→ YOUR INSTRUCTIONS
Among the records below, the line containing "What data populates" marks the start. Output it and all lines after it exactly.

(Beginning of WORKING DATA)

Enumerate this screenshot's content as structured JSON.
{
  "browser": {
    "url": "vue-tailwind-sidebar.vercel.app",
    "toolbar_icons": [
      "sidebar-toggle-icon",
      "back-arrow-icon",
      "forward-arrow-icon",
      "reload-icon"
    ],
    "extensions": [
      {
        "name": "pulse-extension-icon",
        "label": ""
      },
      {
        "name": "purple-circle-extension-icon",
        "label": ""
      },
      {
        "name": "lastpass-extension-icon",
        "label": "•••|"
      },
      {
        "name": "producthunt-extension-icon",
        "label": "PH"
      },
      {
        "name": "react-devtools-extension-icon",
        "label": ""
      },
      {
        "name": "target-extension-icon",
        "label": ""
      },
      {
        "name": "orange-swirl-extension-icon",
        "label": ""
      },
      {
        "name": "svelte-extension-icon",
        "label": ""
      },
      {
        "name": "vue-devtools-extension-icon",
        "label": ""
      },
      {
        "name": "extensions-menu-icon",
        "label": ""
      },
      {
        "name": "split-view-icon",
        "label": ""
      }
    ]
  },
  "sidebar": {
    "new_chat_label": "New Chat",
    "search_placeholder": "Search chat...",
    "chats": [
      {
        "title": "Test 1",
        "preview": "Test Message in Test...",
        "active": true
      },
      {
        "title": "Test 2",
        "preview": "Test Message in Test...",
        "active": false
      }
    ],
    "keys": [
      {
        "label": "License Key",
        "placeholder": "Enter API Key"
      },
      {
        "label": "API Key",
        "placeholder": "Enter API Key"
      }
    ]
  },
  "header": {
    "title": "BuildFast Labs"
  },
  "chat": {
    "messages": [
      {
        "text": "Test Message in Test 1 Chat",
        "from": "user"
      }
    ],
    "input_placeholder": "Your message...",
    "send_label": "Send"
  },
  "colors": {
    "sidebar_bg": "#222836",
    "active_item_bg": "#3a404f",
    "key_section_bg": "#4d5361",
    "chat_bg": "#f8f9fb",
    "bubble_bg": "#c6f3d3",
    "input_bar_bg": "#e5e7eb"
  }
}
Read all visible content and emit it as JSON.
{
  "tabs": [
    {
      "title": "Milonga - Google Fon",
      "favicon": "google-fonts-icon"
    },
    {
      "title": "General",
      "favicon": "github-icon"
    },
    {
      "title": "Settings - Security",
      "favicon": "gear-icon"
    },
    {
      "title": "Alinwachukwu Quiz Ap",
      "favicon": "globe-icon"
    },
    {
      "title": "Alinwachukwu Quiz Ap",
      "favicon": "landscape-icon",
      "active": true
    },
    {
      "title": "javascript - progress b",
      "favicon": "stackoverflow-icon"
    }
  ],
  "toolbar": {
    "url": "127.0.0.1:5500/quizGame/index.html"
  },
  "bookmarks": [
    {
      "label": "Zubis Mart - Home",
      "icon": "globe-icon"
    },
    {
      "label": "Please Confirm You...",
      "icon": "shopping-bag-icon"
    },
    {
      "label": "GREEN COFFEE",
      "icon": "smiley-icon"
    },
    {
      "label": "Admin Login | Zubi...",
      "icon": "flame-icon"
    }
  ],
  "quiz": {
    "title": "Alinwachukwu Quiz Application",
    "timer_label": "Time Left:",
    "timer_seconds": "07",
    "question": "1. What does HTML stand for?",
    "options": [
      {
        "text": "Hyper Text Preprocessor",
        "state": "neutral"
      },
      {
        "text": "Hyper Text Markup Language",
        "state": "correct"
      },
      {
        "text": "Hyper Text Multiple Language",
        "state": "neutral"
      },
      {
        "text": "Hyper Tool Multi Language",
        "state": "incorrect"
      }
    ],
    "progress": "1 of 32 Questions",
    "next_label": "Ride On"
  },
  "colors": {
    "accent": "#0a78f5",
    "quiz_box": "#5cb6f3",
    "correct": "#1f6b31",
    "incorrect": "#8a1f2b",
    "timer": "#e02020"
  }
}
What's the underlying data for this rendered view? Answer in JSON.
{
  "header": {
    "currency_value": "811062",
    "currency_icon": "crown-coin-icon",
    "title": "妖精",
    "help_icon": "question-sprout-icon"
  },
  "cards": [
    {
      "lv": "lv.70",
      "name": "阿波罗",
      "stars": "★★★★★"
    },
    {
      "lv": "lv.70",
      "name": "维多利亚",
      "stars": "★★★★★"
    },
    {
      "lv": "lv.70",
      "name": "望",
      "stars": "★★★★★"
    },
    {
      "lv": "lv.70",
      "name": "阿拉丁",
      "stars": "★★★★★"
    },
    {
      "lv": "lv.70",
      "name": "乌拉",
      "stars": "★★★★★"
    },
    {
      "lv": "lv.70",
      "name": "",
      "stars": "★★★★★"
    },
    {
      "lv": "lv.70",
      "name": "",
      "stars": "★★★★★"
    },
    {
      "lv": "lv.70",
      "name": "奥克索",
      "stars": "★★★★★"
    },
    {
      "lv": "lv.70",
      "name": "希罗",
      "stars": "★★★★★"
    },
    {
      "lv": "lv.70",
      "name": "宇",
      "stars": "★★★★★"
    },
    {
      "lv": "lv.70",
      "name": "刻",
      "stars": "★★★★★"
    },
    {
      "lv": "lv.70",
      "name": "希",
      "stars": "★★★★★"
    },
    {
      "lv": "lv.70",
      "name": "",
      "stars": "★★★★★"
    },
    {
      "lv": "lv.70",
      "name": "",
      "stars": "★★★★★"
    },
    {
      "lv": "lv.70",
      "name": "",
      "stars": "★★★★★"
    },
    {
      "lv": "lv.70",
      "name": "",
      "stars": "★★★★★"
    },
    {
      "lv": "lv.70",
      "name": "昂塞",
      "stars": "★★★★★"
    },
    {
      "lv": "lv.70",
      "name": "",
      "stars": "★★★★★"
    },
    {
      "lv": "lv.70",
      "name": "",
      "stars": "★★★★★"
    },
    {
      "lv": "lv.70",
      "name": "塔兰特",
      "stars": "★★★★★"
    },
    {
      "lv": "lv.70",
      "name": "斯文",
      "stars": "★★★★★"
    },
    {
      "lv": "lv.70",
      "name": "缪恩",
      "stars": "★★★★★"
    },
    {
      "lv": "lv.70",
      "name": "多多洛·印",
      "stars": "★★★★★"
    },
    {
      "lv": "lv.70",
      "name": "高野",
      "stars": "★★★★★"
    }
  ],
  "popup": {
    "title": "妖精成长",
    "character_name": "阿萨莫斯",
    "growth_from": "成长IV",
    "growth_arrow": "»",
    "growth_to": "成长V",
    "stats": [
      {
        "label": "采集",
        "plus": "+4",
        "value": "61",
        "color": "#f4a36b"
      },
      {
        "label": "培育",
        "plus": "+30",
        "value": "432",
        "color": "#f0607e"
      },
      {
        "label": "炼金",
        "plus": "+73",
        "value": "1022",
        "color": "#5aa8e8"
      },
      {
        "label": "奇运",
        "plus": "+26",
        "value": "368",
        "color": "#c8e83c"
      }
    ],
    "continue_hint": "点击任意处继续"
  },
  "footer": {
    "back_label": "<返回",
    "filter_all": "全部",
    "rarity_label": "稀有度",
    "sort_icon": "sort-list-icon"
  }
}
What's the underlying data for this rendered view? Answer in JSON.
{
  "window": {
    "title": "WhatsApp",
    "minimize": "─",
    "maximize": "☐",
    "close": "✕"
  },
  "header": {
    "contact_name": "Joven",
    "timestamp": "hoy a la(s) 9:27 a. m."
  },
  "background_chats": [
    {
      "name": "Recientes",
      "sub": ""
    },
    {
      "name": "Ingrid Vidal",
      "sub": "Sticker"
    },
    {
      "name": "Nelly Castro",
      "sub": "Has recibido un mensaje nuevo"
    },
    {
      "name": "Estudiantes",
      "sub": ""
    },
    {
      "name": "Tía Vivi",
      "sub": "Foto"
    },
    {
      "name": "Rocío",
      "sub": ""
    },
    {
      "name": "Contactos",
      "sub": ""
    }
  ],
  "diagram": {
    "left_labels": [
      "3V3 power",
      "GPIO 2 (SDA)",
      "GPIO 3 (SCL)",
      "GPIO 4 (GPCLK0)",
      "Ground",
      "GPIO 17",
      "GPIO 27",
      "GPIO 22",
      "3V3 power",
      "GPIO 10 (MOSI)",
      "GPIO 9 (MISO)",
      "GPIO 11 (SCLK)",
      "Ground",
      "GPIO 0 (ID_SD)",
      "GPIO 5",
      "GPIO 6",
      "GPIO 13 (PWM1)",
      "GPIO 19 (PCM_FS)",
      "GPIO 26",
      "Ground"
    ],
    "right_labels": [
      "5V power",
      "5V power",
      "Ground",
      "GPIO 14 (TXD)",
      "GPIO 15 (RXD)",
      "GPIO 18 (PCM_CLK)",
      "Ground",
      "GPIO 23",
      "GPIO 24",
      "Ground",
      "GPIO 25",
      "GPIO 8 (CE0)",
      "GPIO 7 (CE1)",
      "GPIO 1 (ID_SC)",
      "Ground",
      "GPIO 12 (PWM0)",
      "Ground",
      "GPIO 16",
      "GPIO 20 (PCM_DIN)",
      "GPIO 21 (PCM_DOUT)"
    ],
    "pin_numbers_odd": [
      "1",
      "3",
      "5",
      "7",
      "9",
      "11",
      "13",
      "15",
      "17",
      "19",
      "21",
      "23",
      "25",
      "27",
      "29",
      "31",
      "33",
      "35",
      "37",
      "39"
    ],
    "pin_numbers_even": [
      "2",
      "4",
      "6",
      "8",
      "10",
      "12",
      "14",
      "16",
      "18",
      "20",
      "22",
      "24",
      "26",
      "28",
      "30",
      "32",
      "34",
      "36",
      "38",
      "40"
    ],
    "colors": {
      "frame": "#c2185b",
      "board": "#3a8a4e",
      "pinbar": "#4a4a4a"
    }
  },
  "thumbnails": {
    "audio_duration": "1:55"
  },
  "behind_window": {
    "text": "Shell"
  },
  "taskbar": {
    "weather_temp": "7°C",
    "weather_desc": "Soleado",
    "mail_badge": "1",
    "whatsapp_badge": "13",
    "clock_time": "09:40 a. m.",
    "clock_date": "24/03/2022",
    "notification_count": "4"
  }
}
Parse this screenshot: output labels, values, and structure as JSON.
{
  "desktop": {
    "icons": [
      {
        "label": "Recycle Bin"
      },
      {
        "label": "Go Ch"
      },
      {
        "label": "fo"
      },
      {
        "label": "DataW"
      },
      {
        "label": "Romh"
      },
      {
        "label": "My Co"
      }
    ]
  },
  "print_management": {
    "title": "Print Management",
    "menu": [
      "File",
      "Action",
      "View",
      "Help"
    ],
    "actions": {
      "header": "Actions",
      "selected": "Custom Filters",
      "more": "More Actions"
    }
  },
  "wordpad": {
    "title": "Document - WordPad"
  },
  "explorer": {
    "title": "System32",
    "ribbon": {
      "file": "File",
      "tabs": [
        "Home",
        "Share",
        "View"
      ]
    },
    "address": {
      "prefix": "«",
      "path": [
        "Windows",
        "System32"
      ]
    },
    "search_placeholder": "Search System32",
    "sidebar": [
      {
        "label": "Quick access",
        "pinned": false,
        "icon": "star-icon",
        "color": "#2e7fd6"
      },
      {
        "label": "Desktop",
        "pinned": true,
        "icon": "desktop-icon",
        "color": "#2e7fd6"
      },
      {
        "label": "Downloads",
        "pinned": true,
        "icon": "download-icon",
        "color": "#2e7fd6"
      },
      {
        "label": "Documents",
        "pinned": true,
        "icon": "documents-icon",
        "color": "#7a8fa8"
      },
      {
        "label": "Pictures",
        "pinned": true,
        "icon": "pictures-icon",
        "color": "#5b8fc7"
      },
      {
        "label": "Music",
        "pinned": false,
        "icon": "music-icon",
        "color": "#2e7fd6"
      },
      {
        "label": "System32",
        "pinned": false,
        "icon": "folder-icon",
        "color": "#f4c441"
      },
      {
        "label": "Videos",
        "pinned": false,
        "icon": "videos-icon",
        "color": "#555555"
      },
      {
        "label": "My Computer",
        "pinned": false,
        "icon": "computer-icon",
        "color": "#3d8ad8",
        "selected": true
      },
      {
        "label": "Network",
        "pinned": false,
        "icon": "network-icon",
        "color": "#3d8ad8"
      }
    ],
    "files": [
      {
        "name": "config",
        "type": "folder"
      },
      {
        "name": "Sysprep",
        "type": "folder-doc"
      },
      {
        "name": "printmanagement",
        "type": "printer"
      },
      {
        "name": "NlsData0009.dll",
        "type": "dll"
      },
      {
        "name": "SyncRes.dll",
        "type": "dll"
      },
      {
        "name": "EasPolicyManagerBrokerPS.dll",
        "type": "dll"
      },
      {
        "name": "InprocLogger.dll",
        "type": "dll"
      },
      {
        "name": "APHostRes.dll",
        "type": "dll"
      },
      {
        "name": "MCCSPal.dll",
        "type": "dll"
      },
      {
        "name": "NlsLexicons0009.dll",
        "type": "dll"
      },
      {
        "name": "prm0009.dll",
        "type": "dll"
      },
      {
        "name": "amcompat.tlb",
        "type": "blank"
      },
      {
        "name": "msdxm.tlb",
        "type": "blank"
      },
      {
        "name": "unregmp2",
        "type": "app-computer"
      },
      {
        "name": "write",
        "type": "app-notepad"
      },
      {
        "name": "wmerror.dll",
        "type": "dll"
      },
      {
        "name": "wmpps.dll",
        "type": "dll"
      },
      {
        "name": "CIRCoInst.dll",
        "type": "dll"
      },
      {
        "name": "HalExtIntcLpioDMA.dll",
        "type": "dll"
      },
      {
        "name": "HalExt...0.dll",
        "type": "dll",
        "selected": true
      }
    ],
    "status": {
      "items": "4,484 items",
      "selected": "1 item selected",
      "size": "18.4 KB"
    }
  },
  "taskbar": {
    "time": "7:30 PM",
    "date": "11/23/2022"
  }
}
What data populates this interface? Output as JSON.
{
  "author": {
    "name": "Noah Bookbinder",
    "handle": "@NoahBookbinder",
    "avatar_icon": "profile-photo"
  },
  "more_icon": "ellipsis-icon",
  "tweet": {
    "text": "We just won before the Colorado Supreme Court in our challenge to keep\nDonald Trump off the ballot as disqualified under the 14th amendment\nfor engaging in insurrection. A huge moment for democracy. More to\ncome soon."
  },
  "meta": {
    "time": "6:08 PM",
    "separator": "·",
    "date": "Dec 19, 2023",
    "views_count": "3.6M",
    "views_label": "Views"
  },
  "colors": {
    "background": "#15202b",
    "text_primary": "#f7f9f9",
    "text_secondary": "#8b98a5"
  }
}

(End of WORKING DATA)

→ ANSWER AREA
What data populates this interface? Output as JSON.
{
  "author": {
    "name": "Noah Bookbinder",
    "handle": "@NoahBookbinder",
    "avatar_icon": "profile-photo"
  },
  "more_icon": "ellipsis-icon",
  "tweet": {
    "text": "We just won before the Colorado Supreme Court in our challenge to keep\nDonald Trump off the ballot as disqualified under the 14th amendment\nfor engaging in insurrection. A huge moment for democracy. More to\ncome soon."
  },
  "meta": {
    "time": "6:08 PM",
    "separator": "·",
    "date": "Dec 19, 2023",
    "views_count": "3.6M",
    "views_label": "Views"
  },
  "colors": {
    "background": "#15202b",
    "text_primary": "#f7f9f9",
    "text_secondary": "#8b98a5"
  }
}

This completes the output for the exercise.